The Sunday Edition for May 17, 2020
Listen to this week's episode with host Michael Enright:
A COVID-19 confinement chronicle: week nine — Michael's essay: "There is a parallel pandemic to COVID-19 across the country — a growing plague of violence against women trapped in homes with an abusive men."
Charles Taylor on what the pandemic has revealed about us and the path forward: Canada's most renowned philosopher has seen it all — he's lived through most of the major transformative events of the last century. And yet, he still describes himself as "hopelessly optimistic." Charles Taylor speaks with Michael Enright about some of the big questions the pandemic has raised about the future and the way we live now — and how he finds reasons for hope in the social solidarity Canadians have shown, and the potential for shaking off our old dogmas and routines.
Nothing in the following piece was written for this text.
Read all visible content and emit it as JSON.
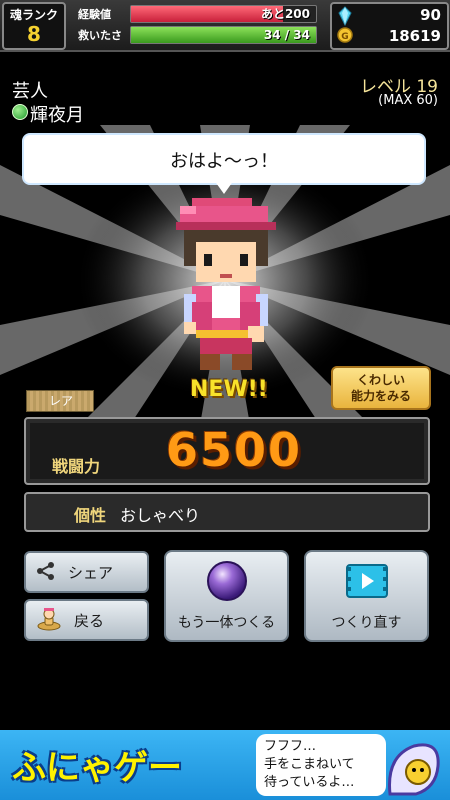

A new appreciation for freedom and privilege: Day after day in lockdown can feel suffocating — or make a person feel like climbing the walls and fantasize about sneaking out for some now-illicit pleasures, like meeting a group of friends for a drink. But our COVID-19 incarceration inspired Vancouverite Tara McGuire to think about the abundant freedoms she's taken for granted that others have never enjoyed. Her essay is called "On Living in Captivity."
Music from balconies bridging communities: In mid-March, there was a big Orthodox Jewish wedding in a Montreal hotel. Within days it had led to an outbreak of COVID-19, and the community had become a coronavirus hotspot. This had the potential to further divide them from their neighbours. But then the traditionally insular Hasids began reaching out and some of their neighbours — including singer-songwriter Martha Wainwright — began reaching back. David Gutnick's documentary is called "At The Root of Everyone."
How the pandemic has laid bare food insecurity: A lot of things are hard to take for granted after two months of pandemic — and one of them is food: what we eat, where it comes from, and how we get it. It's also laid bare how intricate, interwoven and vulnerable to disruption and sudden change our food systems are. Gisèle Yasmeen, Executive Director of Food Secure Canada — a national alliance of organizations and individuals working to improve food security — discusses how the pandemic has revealed the weaknesses of our food systems, on both global and national levels.
A Winnipeg mom on life without the joys of baseball: Tracy Turner has always been passionate about softball. She played the game right through to her early 30s and now coaches her teenage daughter's team, while her teenage son is an ump for younger children. In a time of physical distancing, she's hopeful that softball players will be back on the diamond at some point this year, but she thinks they'll be playing a different kind of game.
1-across and 2-down — the history and mysteries of the crossword puzzle: What do Bill Clinton, Jon Stewart, the Indigo Girls and Sir John Gielgud have in common with Michael Enright? They are all cruciverbalists — people who love wordplay and crossword puzzles. Michael speaks with Adrienne Raphel, the author of Thinking Inside the Box: Adventures with Crosswords and the Puzzling People Who Can't Live Without Them.
How Little Richard shook and rattled rock and roll: Little Richard, who died on May 9, 2020 at 87, was a chameleon and musical shapeshifter in his long, colourful life. When rock and roll was in its infancy, though, Little Richard was a supernova — magnetic, subversive and explosive. York University musicologist and Grammy Award-winning music writer Rob Bowman talks about the man, his music and the enormous impact he had on popular culture.